(Given data begins)

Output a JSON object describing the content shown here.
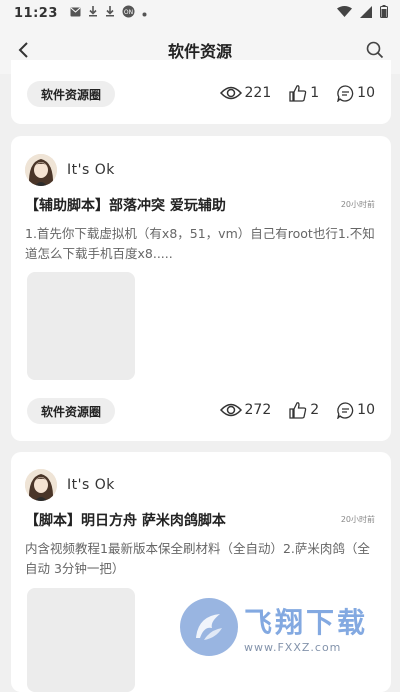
{
  "status_bar": {
    "time": "11:23",
    "icons": [
      "mail-icon",
      "download-icon",
      "download-icon",
      "app-badge-icon",
      "dot-icon"
    ],
    "right_icons": [
      "wifi-icon",
      "signal-icon",
      "battery-icon"
    ]
  },
  "header": {
    "title": "软件资源"
  },
  "posts": [
    {
      "tag": "软件资源圈",
      "views": "221",
      "likes": "1",
      "comments": "10"
    },
    {
      "user": "It's Ok",
      "title_bracket": "【辅助脚本】",
      "title": "部落冲突 爱玩辅助",
      "time": "20小时前",
      "excerpt": "1.首先你下载虚拟机（有x8，51，vm）自己有root也行1.不知道怎么下载手机百度x8.....",
      "tag": "软件资源圈",
      "views": "272",
      "likes": "2",
      "comments": "10"
    },
    {
      "user": "It's Ok",
      "title_bracket": "【脚本】",
      "title": "明日方舟 萨米肉鸽脚本",
      "time": "20小时前",
      "excerpt": "内含视频教程1最新版本保全刷材料（全自动）2.萨米肉鸽（全自动 3分钟一把）"
    }
  ],
  "watermark": {
    "name": "飞翔下载",
    "url": "www.FXXZ.com"
  }
}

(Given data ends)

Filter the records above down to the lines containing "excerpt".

      "excerpt": "1.首先你下载虚拟机（有x8，51，vm）自己有root也行1.不知道怎么下载手机百度x8.....",
      "excerpt": "内含视频教程1最新版本保全刷材料（全自动）2.萨米肉鸽（全自动 3分钟一把）"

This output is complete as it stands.